The Good First-rate photo quality; full set of manual exposure controls.
The Bad No optical zoom in movie capture; slippery body; spotty performance.
The Bottom Line Though it's certainly a good, inexpensive megazoom camera, some aspects of the Canon PowerShot SX110 IS fall a bit short of its predecessor.
Canon PowerShot SX110 IS
It's very easy to see the appeal of the 9-megapixel Canon PowerShot SX110 IS. It's a reasonably priced, relatively compact megazoom camera with features for casual and seasoned users alike. It also takes great photos for its class. However, as a replacement for the SX100 IS it's a disappointment: Canon didn't address any of the problems we raised with that model, and some aspects of performance even worsened.

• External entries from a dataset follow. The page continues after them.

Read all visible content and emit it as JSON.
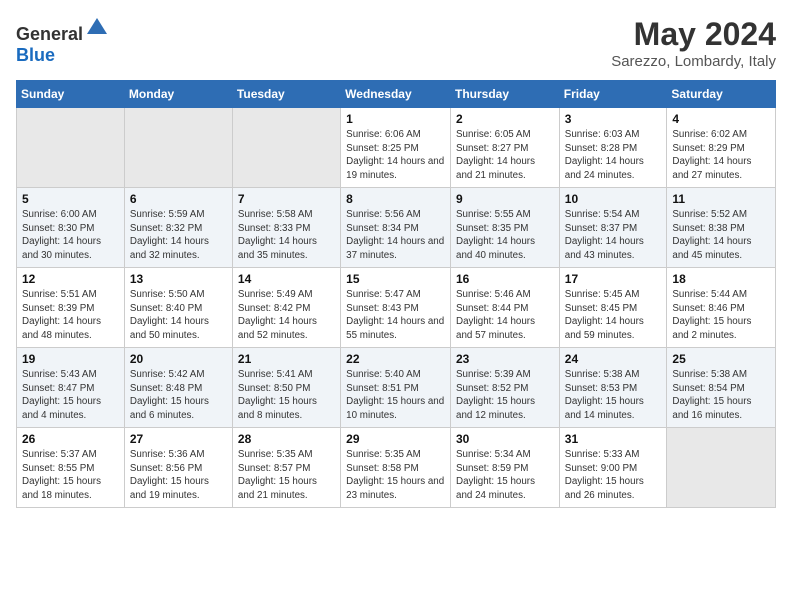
{
  "header": {
    "logo_general": "General",
    "logo_blue": "Blue",
    "title": "May 2024",
    "subtitle": "Sarezzo, Lombardy, Italy"
  },
  "weekdays": [
    "Sunday",
    "Monday",
    "Tuesday",
    "Wednesday",
    "Thursday",
    "Friday",
    "Saturday"
  ],
  "weeks": [
    [
      {
        "day": "",
        "info": ""
      },
      {
        "day": "",
        "info": ""
      },
      {
        "day": "",
        "info": ""
      },
      {
        "day": "1",
        "info": "Sunrise: 6:06 AM\nSunset: 8:25 PM\nDaylight: 14 hours\nand 19 minutes."
      },
      {
        "day": "2",
        "info": "Sunrise: 6:05 AM\nSunset: 8:27 PM\nDaylight: 14 hours\nand 21 minutes."
      },
      {
        "day": "3",
        "info": "Sunrise: 6:03 AM\nSunset: 8:28 PM\nDaylight: 14 hours\nand 24 minutes."
      },
      {
        "day": "4",
        "info": "Sunrise: 6:02 AM\nSunset: 8:29 PM\nDaylight: 14 hours\nand 27 minutes."
      }
    ],
    [
      {
        "day": "5",
        "info": "Sunrise: 6:00 AM\nSunset: 8:30 PM\nDaylight: 14 hours\nand 30 minutes."
      },
      {
        "day": "6",
        "info": "Sunrise: 5:59 AM\nSunset: 8:32 PM\nDaylight: 14 hours\nand 32 minutes."
      },
      {
        "day": "7",
        "info": "Sunrise: 5:58 AM\nSunset: 8:33 PM\nDaylight: 14 hours\nand 35 minutes."
      },
      {
        "day": "8",
        "info": "Sunrise: 5:56 AM\nSunset: 8:34 PM\nDaylight: 14 hours\nand 37 minutes."
      },
      {
        "day": "9",
        "info": "Sunrise: 5:55 AM\nSunset: 8:35 PM\nDaylight: 14 hours\nand 40 minutes."
      },
      {
        "day": "10",
        "info": "Sunrise: 5:54 AM\nSunset: 8:37 PM\nDaylight: 14 hours\nand 43 minutes."
      },
      {
        "day": "11",
        "info": "Sunrise: 5:52 AM\nSunset: 8:38 PM\nDaylight: 14 hours\nand 45 minutes."
      }
    ],
    [
      {
        "day": "12",
        "info": "Sunrise: 5:51 AM\nSunset: 8:39 PM\nDaylight: 14 hours\nand 48 minutes."
      },
      {
        "day": "13",
        "info": "Sunrise: 5:50 AM\nSunset: 8:40 PM\nDaylight: 14 hours\nand 50 minutes."
      },
      {
        "day": "14",
        "info": "Sunrise: 5:49 AM\nSunset: 8:42 PM\nDaylight: 14 hours\nand 52 minutes."
      },
      {
        "day": "15",
        "info": "Sunrise: 5:47 AM\nSunset: 8:43 PM\nDaylight: 14 hours\nand 55 minutes."
      },
      {
        "day": "16",
        "info": "Sunrise: 5:46 AM\nSunset: 8:44 PM\nDaylight: 14 hours\nand 57 minutes."
      },
      {
        "day": "17",
        "info": "Sunrise: 5:45 AM\nSunset: 8:45 PM\nDaylight: 14 hours\nand 59 minutes."
      },
      {
        "day": "18",
        "info": "Sunrise: 5:44 AM\nSunset: 8:46 PM\nDaylight: 15 hours\nand 2 minutes."
      }
    ],
    [
      {
        "day": "19",
        "info": "Sunrise: 5:43 AM\nSunset: 8:47 PM\nDaylight: 15 hours\nand 4 minutes."
      },
      {
        "day": "20",
        "info": "Sunrise: 5:42 AM\nSunset: 8:48 PM\nDaylight: 15 hours\nand 6 minutes."
      },
      {
        "day": "21",
        "info": "Sunrise: 5:41 AM\nSunset: 8:50 PM\nDaylight: 15 hours\nand 8 minutes."
      },
      {
        "day": "22",
        "info": "Sunrise: 5:40 AM\nSunset: 8:51 PM\nDaylight: 15 hours\nand 10 minutes."
      },
      {
        "day": "23",
        "info": "Sunrise: 5:39 AM\nSunset: 8:52 PM\nDaylight: 15 hours\nand 12 minutes."
      },
      {
        "day": "24",
        "info": "Sunrise: 5:38 AM\nSunset: 8:53 PM\nDaylight: 15 hours\nand 14 minutes."
      },
      {
        "day": "25",
        "info": "Sunrise: 5:38 AM\nSunset: 8:54 PM\nDaylight: 15 hours\nand 16 minutes."
      }
    ],
    [
      {
        "day": "26",
        "info": "Sunrise: 5:37 AM\nSunset: 8:55 PM\nDaylight: 15 hours\nand 18 minutes."
      },
      {
        "day": "27",
        "info": "Sunrise: 5:36 AM\nSunset: 8:56 PM\nDaylight: 15 hours\nand 19 minutes."
      },
      {
        "day": "28",
        "info": "Sunrise: 5:35 AM\nSunset: 8:57 PM\nDaylight: 15 hours\nand 21 minutes."
      },
      {
        "day": "29",
        "info": "Sunrise: 5:35 AM\nSunset: 8:58 PM\nDaylight: 15 hours\nand 23 minutes."
      },
      {
        "day": "30",
        "info": "Sunrise: 5:34 AM\nSunset: 8:59 PM\nDaylight: 15 hours\nand 24 minutes."
      },
      {
        "day": "31",
        "info": "Sunrise: 5:33 AM\nSunset: 9:00 PM\nDaylight: 15 hours\nand 26 minutes."
      },
      {
        "day": "",
        "info": ""
      }
    ]
  ]
}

One of the SX110 IS's biggest lures is its compact size for a megazoom. It measures 4.4 inches wide by 2.8 inches high by 1.8 inches deep and weighs 10.4 ounces and will fit comfortably into a jacket pocket or uncomfortably in a jeans pocket. The optically stabilized 10x f2.8-4.3 36-360mm zoom lens is responsible for most of that weight. Though slightly smaller than the SX100 IS, the SX110 IS remains large enough that it should be easy to hold securely, but its grip is shallow and the body is slippery. Encased in plastic, the SX110 IS nevertheless feels quite solid and sturdy. A door on the bottom covers an SDHC card slot and battery compartment. Unlike most AA-powered megazooms that use four batteries, the SX110 IS is powered by only two, and battery life feels relatively short. You'll want to pick up some rechargeable NiMH batteries for sure.
With the screen now 0.5-inch larger than the SX100's at 3 inches, the PictBridge, face detection, and display and menu buttons once below the LCD have been shuffled a bit. Face detection, display, and menu buttons join the dedicated exposure compensation button above and below the navigational scroll wheel instead of below the LCD. This actually works better since it puts everything under your thumb. The wheel surrounds a Func button and has top, bottom, left, and right pressure points for ISO sensitivity, focus (manual and macro), flash, and drive mode; unfortunately, it retains its all-too-easy-to-change-settings responsiveness. The PictBridge button is now relegated to the far left corner above the screen, while a playback button sits between the right side of the LCD and the slight indent of a thumb rest.